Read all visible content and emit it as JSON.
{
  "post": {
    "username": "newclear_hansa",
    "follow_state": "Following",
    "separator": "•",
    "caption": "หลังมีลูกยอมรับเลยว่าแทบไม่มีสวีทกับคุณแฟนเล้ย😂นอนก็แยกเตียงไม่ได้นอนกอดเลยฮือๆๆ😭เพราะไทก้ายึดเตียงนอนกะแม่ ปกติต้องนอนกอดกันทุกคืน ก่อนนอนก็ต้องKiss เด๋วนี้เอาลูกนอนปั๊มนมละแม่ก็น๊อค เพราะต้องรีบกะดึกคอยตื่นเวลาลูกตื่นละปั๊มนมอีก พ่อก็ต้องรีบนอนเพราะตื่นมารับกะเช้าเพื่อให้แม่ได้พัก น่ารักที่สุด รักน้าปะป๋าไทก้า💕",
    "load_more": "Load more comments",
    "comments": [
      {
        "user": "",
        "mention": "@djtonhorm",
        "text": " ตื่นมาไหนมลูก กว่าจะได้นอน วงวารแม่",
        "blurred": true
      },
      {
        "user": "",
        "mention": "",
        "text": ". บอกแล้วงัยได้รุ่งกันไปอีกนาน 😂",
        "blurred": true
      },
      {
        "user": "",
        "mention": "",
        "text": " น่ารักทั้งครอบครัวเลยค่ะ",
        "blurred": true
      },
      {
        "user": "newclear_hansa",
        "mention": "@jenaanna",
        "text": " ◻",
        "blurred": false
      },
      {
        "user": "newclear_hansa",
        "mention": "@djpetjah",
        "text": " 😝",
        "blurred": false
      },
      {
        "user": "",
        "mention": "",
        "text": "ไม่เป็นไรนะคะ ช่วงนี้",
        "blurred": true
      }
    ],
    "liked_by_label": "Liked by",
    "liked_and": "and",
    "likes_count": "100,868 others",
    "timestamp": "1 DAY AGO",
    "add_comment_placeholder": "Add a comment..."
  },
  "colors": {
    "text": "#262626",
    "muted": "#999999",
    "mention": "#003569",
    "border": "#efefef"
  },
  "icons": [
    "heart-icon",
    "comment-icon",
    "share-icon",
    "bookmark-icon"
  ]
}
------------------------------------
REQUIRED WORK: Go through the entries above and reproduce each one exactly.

SOLUTION TO THIS EXERCISE:
Read all visible content and emit it as JSON.
{
  "post": {
    "username": "newclear_hansa",
    "follow_state": "Following",
    "separator": "•",
    "caption": "หลังมีลูกยอมรับเลยว่าแทบไม่มีสวีทกับคุณแฟนเล้ย😂นอนก็แยกเตียงไม่ได้นอนกอดเลยฮือๆๆ😭เพราะไทก้ายึดเตียงนอนกะแม่ ปกติต้องนอนกอดกันทุกคืน ก่อนนอนก็ต้องKiss เด๋วนี้เอาลูกนอนปั๊มนมละแม่ก็น๊อค เพราะต้องรีบกะดึกคอยตื่นเวลาลูกตื่นละปั๊มนมอีก พ่อก็ต้องรีบนอนเพราะตื่นมารับกะเช้าเพื่อให้แม่ได้พัก น่ารักที่สุด รักน้าปะป๋าไทก้า💕",
    "load_more": "Load more comments",
    "comments": [
      {
        "user": "",
        "mention": "@djtonhorm",
        "text": " ตื่นมาไหนมลูก กว่าจะได้นอน วงวารแม่",
        "blurred": true
      },
      {
        "user": "",
        "mention": "",
        "text": ". บอกแล้วงัยได้รุ่งกันไปอีกนาน 😂",
        "blurred": true
      },
      {
        "user": "",
        "mention": "",
        "text": " น่ารักทั้งครอบครัวเลยค่ะ",
        "blurred": true
      },
      {
        "user": "newclear_hansa",
        "mention": "@jenaanna",
        "text": " ◻",
        "blurred": false
      },
      {
        "user": "newclear_hansa",
        "mention": "@djpetjah",
        "text": " 😝",
        "blurred": false
      },
      {
        "user": "",
        "mention": "",
        "text": "ไม่เป็นไรนะคะ ช่วงนี้",
        "blurred": true
      }
    ],
    "liked_by_label": "Liked by",
    "liked_and": "and",
    "likes_count": "100,868 others",
    "timestamp": "1 DAY AGO",
    "add_comment_placeholder": "Add a comment..."
  },
  "colors": {
    "text": "#262626",
    "muted": "#999999",
    "mention": "#003569",
    "border": "#efefef"
  },
  "icons": [
    "heart-icon",
    "comment-icon",
    "share-icon",
    "bookmark-icon"
  ]
}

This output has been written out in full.